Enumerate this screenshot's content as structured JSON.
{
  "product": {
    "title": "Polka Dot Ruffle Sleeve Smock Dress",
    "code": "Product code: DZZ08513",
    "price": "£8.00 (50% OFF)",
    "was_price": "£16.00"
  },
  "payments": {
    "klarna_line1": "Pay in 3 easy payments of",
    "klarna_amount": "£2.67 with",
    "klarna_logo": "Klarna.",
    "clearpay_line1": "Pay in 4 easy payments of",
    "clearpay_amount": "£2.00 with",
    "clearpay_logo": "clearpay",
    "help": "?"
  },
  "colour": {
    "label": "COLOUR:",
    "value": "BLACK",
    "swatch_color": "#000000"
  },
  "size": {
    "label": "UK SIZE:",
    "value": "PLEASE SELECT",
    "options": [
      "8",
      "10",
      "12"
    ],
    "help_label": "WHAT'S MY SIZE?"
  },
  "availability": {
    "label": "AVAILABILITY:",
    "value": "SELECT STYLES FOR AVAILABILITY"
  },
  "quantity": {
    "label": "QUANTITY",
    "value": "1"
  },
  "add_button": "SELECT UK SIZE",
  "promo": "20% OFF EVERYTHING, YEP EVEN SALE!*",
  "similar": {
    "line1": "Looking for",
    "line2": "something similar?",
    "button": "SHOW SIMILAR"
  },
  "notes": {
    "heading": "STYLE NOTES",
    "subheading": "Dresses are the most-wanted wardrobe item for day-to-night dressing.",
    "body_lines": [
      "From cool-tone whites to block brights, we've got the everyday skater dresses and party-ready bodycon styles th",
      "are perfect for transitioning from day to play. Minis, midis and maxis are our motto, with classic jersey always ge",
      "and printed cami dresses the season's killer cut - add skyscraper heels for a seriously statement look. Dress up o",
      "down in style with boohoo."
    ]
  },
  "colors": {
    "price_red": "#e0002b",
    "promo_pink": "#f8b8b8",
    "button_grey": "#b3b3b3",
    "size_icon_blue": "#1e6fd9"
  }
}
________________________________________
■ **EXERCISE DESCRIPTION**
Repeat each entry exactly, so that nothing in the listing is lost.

■ **RESULT OF THIS EXERCISE**
Enumerate this screenshot's content as structured JSON.
{
  "product": {
    "title": "Polka Dot Ruffle Sleeve Smock Dress",
    "code": "Product code: DZZ08513",
    "price": "£8.00 (50% OFF)",
    "was_price": "£16.00"
  },
  "payments": {
    "klarna_line1": "Pay in 3 easy payments of",
    "klarna_amount": "£2.67 with",
    "klarna_logo": "Klarna.",
    "clearpay_line1": "Pay in 4 easy payments of",
    "clearpay_amount": "£2.00 with",
    "clearpay_logo": "clearpay",
    "help": "?"
  },
  "colour": {
    "label": "COLOUR:",
    "value": "BLACK",
    "swatch_color": "#000000"
  },
  "size": {
    "label": "UK SIZE:",
    "value": "PLEASE SELECT",
    "options": [
      "8",
      "10",
      "12"
    ],
    "help_label": "WHAT'S MY SIZE?"
  },
  "availability": {
    "label": "AVAILABILITY:",
    "value": "SELECT STYLES FOR AVAILABILITY"
  },
  "quantity": {
    "label": "QUANTITY",
    "value": "1"
  },
  "add_button": "SELECT UK SIZE",
  "promo": "20% OFF EVERYTHING, YEP EVEN SALE!*",
  "similar": {
    "line1": "Looking for",
    "line2": "something similar?",
    "button": "SHOW SIMILAR"
  },
  "notes": {
    "heading": "STYLE NOTES",
    "subheading": "Dresses are the most-wanted wardrobe item for day-to-night dressing.",
    "body_lines": [
      "From cool-tone whites to block brights, we've got the everyday skater dresses and party-ready bodycon styles th",
      "are perfect for transitioning from day to play. Minis, midis and maxis are our motto, with classic jersey always ge",
      "and printed cami dresses the season's killer cut - add skyscraper heels for a seriously statement look. Dress up o",
      "down in style with boohoo."
    ]
  },
  "colors": {
    "price_red": "#e0002b",
    "promo_pink": "#f8b8b8",
    "button_grey": "#b3b3b3",
    "size_icon_blue": "#1e6fd9"
  }
}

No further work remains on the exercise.